Proceedings of the Advances in Visual Methods for Linguistics (AVML). York, UK.
Year of publication:

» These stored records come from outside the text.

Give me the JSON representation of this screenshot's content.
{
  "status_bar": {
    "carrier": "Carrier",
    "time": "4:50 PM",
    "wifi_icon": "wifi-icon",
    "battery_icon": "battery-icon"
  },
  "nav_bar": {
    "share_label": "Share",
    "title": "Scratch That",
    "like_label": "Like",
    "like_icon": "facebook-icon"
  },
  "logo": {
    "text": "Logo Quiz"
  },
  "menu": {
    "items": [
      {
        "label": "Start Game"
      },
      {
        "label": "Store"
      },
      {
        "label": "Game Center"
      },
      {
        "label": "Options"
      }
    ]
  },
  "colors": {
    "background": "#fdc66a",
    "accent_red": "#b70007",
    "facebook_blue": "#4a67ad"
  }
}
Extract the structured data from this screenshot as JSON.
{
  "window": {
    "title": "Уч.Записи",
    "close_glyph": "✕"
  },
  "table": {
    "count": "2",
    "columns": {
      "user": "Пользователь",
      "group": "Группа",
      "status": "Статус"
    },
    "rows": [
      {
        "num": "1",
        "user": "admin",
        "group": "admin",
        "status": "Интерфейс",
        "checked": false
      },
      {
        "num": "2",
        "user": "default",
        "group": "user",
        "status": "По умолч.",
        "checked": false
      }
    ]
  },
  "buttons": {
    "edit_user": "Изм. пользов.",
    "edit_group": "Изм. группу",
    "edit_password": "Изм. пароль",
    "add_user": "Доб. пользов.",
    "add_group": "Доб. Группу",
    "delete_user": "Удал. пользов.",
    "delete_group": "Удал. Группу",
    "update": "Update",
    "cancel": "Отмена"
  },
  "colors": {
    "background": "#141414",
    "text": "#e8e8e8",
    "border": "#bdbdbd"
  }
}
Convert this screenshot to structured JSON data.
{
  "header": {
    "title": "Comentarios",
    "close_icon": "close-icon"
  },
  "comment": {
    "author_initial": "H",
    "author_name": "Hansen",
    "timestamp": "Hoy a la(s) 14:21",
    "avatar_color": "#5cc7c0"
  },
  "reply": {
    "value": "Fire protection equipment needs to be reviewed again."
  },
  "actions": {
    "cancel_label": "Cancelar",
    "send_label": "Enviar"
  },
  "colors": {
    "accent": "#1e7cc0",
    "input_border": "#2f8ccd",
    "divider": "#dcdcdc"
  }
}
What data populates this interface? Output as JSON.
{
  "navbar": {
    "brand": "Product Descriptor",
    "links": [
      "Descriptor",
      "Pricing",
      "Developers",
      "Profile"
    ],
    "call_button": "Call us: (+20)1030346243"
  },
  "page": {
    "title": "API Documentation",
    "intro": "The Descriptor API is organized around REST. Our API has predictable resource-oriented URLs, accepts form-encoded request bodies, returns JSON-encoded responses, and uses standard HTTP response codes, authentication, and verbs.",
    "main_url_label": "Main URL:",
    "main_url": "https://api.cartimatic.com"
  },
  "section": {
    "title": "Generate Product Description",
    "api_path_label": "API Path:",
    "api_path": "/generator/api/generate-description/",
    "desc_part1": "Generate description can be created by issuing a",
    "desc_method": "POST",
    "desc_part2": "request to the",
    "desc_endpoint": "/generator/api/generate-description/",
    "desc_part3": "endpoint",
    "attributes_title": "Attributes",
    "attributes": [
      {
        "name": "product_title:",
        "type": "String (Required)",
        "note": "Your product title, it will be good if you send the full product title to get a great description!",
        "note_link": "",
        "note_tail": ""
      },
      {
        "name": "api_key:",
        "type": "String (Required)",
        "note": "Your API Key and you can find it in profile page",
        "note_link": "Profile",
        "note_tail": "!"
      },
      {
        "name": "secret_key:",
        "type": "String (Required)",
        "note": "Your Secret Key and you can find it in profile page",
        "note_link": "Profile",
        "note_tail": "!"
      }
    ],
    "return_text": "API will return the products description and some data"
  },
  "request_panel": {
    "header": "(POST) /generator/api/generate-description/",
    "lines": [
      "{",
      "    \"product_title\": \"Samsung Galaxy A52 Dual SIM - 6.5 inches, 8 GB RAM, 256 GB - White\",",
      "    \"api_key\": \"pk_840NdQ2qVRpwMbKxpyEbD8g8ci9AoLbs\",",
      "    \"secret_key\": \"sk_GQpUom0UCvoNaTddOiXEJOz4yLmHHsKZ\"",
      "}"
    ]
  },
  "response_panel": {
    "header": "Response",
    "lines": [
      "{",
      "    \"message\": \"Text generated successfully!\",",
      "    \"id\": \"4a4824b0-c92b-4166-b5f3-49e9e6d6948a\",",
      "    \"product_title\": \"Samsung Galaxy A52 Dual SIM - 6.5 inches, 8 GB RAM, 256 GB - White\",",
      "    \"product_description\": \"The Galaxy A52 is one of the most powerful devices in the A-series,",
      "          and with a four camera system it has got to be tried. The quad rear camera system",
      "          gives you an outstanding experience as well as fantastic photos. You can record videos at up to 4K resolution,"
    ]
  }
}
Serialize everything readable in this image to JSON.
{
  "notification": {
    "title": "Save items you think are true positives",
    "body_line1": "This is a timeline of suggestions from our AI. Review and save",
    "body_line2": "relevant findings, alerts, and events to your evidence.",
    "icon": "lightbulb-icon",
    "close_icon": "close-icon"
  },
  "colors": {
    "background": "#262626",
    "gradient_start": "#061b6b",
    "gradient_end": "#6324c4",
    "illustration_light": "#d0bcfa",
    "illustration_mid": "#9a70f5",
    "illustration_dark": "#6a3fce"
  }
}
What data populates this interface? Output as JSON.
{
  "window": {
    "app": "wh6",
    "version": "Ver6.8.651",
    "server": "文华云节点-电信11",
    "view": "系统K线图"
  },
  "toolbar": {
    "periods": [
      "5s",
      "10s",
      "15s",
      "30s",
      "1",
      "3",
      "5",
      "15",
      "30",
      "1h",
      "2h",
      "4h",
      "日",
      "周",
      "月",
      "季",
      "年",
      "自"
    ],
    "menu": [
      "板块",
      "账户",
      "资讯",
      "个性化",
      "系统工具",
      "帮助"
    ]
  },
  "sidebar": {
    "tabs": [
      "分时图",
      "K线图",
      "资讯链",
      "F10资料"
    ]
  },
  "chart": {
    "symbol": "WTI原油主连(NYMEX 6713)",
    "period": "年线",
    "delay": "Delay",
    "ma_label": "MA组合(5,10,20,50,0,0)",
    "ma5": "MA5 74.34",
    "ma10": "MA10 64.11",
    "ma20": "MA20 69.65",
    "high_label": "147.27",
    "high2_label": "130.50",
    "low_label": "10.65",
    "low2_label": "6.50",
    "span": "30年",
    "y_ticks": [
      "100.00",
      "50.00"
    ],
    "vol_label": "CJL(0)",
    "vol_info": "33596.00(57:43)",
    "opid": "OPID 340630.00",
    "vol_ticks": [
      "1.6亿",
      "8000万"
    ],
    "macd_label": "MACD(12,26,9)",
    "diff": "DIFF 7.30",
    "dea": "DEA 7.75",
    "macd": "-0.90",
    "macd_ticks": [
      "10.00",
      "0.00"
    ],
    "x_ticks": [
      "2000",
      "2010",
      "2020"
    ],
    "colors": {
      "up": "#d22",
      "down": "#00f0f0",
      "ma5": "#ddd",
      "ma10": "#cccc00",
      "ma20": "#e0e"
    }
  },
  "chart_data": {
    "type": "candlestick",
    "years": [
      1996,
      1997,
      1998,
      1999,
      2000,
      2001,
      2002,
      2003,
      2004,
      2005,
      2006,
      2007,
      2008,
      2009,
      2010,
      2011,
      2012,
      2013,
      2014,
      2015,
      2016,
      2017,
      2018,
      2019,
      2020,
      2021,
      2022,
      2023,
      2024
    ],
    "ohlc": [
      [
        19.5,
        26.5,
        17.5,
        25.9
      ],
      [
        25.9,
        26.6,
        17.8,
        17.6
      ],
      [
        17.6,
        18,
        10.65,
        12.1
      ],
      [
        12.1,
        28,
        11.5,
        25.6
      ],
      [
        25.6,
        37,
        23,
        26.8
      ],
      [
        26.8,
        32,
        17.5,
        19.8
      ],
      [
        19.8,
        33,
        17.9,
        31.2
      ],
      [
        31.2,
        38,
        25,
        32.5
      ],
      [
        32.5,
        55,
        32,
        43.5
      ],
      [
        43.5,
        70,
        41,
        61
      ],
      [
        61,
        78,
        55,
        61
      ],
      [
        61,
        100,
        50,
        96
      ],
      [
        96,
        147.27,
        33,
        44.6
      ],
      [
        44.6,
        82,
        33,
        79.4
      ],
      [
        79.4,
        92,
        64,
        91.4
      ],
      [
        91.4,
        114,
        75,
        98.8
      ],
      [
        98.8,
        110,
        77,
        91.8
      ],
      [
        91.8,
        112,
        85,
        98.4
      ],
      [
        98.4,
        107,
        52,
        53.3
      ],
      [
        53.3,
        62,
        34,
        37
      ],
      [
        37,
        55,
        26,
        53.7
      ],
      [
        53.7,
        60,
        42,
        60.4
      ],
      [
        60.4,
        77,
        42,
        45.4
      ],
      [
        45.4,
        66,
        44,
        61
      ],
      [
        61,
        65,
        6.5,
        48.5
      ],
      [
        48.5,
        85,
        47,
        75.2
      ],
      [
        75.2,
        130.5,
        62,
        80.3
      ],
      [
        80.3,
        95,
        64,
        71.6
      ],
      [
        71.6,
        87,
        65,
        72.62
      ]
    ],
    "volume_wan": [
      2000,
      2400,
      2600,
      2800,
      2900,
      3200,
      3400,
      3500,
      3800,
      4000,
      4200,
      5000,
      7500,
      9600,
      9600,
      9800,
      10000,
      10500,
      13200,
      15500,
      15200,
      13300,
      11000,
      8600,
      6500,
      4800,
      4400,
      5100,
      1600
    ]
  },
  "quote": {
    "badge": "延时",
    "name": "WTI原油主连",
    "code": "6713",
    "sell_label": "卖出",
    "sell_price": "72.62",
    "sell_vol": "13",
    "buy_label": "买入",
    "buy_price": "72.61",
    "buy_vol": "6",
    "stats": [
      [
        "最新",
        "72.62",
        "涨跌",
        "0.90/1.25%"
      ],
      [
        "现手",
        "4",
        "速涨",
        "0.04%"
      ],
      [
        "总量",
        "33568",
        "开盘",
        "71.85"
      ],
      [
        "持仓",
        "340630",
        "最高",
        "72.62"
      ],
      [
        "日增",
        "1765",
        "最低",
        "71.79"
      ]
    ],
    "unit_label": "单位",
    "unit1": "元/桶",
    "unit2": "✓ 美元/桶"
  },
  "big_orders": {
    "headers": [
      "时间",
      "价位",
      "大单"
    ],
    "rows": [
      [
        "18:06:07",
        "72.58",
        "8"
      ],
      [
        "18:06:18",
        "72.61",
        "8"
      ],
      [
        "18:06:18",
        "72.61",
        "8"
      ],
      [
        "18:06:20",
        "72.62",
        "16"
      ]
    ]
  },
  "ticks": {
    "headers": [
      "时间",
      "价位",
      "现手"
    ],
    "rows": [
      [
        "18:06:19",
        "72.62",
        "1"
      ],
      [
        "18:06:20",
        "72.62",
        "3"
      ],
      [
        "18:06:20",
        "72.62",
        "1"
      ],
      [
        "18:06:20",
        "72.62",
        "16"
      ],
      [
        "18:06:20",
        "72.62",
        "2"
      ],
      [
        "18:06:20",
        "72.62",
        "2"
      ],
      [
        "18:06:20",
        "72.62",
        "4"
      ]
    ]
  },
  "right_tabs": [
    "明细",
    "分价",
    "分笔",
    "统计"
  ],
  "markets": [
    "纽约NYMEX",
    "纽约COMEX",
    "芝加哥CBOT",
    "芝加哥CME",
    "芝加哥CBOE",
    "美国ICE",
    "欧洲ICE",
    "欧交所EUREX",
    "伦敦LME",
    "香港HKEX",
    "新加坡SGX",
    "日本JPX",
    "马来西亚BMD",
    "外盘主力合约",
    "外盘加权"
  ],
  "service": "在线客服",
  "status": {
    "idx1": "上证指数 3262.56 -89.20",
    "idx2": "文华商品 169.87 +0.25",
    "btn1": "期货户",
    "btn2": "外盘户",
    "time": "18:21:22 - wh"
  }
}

The volumes of digitized literary collections in various languages increase at a rapid pace and so increases the need to computationally support the analysis of such data. Literature can be studied in a number of different ways and from many different perspectives and text analysis make up a central component of literature studies. If such analysis can be integrated with advanced visual methods and fed back to the daily work of the literature researcher, then it is likely to reveal the presence of useful and nuanced insights into the complex daily lives, ideas and beliefs of the main characters found in many of the literary works. In this paper we describe the combination of robust text analysis with visual analytics and bring a new set of tools to literary analysis. As a show case, we analyzed a small subset (13 novels of a single author) taken from a large literary collection, the Swedish Literature Bank . The analysis is based upon two levels of inquiry, namely by focusing on mentions of theistic beings (e.g. Gods' names) as well as mentions of persons' names, including their gender and their normalized, linked variant forms, and examining their appearance in sentences, paragraphs and chapters. The case study shows several successful applications of visual analytics methods to various literature problems and demonstrates the advantages of the implementation of visual literature fingerprinting. Our work is inspired by the notion of distant reading or macronalysis for the analyses of literature collections. We start by recognizing all characters in the novels using a mature language technology (named entity recognition) which can be turned into a tool in aid of text analysis in this field. We apply context cues, lists of animacy and gender markers and inspired by the document centered approach and the labelled consistency principle which is a form of on-line learning from documents under processing which looks at unambiguous usages of words or names for assigning annotations in ambiguous words or names. For instance, if in an unambiguous context where there is a strong gender indicator, such as 'Mrs Alexander' the name 'Alexander' is assigned a feminine gender, then subsequent mentions of the same name in the same discourse will be assigned the feminine gender as well unless there is a conflict with another person with the same name. We argue, that the integration of text analysis such as the one briefly outlined and visualization techniques, such as higher resolution pixel-based fingerprinting, could be put to effective use also in literature studies. We also see an opportunity to devise new ways of exploring the large volumes of literary texts being made available through national cultural heritage digitization projects, for instance by exploring the possibility to show several literary texts (novels) at once. We will illustrate some of the applied techniques using several examples from our case study, such as summary plots based on all the characters in these novels as well as fingerprints based on the distribution of characters across the novels.